    Finally, on Friday 17th, my patience ran out and I called the vendor again. “I was just about…”, you guessed it. I went over, and the owner/manager personaly handed me over the “new disk”. It was wrapped in this bubble plastic which is so popular with furniture movers and taped completely and thoroughly, so that I couldn’t read the label inside. I asked for a pair of scissors or a knife, and reluctantly was given one. The disk was NOT in a sealed package! Moreover the label read that it was a 4200RPM disk. Too slow. Not what I had ordered. They didn’t like it one bit! Neither did I. I asked my money back, but that “was not possible, I had to understand, I surely would, wouldn’t I?” No, I didn’t. After a lot of arguments back and forth I was given the guarantee that they would do everything to get me the correct disk as fast as possible, “after all, this was not their mistake, was it?” and “we can’t help it if our supplier screws up”. I wanted to go into a discussion about customer service and such things, but felt it would be completely lost on them. I had waited almost 3 weeks, a few more days wouldn’t do me that much harm. “How long is it going to take this time?” I wanted to know. “Ah, we first have to send it to Athens…” You know the rest. “But we will phone you as soon as it arrives!”


    I waited 10 more days and then I phoned them on Monday 27th. “I was just about…”. Oh! Forget it! The news was that their supplier had just announced to them that the disk would be shipped the next day, and that they had thrown in a 80GB model for free because they didn’t have any 60GB models left. “That is good luck for you, isn’t it?” the man at the other side said.
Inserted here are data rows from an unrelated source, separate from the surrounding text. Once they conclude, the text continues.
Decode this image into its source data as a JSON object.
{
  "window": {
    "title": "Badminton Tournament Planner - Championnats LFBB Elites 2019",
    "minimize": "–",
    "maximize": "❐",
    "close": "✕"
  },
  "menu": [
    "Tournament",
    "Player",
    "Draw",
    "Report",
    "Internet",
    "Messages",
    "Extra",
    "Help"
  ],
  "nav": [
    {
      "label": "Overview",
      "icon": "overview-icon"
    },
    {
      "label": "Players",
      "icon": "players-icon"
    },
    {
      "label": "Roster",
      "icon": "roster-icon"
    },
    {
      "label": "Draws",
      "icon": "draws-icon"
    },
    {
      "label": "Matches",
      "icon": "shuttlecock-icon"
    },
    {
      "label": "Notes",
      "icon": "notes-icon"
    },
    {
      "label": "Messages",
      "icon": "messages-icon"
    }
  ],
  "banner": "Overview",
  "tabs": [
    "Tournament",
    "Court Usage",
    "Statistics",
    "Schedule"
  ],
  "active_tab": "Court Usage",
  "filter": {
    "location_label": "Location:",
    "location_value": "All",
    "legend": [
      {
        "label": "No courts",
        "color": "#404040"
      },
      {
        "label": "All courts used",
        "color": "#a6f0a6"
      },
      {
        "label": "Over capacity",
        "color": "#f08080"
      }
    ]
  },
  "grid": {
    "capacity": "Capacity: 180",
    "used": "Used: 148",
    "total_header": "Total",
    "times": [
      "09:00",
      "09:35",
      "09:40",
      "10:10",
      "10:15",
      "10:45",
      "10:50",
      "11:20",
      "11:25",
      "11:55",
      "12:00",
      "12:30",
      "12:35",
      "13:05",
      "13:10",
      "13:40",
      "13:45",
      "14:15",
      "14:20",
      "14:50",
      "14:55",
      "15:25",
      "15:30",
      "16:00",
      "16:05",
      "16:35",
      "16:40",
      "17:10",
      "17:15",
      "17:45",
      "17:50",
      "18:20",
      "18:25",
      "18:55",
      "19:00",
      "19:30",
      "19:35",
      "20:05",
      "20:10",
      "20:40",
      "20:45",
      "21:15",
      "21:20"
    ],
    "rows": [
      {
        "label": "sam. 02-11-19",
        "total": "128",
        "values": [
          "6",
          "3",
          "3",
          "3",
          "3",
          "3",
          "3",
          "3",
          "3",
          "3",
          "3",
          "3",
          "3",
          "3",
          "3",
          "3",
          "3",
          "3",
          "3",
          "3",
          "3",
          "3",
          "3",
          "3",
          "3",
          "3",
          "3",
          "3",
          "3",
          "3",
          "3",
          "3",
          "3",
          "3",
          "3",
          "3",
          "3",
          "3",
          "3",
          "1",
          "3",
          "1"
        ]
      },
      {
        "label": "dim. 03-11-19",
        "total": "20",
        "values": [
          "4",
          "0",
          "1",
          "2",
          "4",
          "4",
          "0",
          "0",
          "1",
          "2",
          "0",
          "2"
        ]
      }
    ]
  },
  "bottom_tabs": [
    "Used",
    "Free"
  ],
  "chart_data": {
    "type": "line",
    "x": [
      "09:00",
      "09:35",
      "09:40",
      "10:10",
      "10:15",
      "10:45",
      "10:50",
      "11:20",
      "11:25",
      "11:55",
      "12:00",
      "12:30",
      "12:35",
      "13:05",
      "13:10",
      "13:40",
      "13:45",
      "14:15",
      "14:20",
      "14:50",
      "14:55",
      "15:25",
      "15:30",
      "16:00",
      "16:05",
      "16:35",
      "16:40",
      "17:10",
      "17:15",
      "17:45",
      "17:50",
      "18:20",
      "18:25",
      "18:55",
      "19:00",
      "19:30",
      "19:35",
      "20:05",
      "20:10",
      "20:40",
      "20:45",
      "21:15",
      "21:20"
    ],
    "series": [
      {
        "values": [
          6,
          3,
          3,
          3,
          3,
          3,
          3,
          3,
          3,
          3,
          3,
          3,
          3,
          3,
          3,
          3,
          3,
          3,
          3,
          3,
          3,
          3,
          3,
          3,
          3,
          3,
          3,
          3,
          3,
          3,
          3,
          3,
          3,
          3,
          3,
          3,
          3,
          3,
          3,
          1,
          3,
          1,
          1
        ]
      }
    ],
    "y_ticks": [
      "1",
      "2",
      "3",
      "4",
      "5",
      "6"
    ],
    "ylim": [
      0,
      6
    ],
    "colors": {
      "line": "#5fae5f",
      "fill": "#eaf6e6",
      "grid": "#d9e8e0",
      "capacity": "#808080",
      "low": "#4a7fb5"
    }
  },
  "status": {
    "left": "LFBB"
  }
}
I asked if they had checked that it would be a 5400RPM speed disk. “Yes, yes, no problem, you will soon be very happy with your new disk”. I was a bit more sceptical. To the question when the disk would arrive at their shop, he answered “It could be 1 day or it could be 2 days, but we will phone you as soon as it arrives here”.

    Today, we are now Thursday 30th, I phoned them at 2 o’clock. “I was just about…”. “What about the disk”, I wanted to know. My painfully acquired virtue had been steadily fading over the last few weeks. “Yes, yes, it’s here, it’s nicely packed, it’s brand new, you will be very pleased!”. I forgot to ask about the size and the speed. They wouldn’t have screwed up this time. They couldn’t, could they?

    They could!

    I rushed over to the shop, and was handed over the disk in a nicely SEALED package. It was 80GB alright, but the manufacturers code didn’t look familiar. I started having doubts. Would it be possible that they actually screwed this up again? Whatever I was thinking I kept for myself. I went back to the office and found an overview of the specifications of the current line of harddisk made by Hitachi on the internet. One glance at the code on the SEALED package was enough. This was a 4200 RPM disk. When I tried to phone the shop, it was past 3 o’clock and they were closed. At six this evening I will have some bad news for them…

    Good thing it is still summer!

    Leave a Reply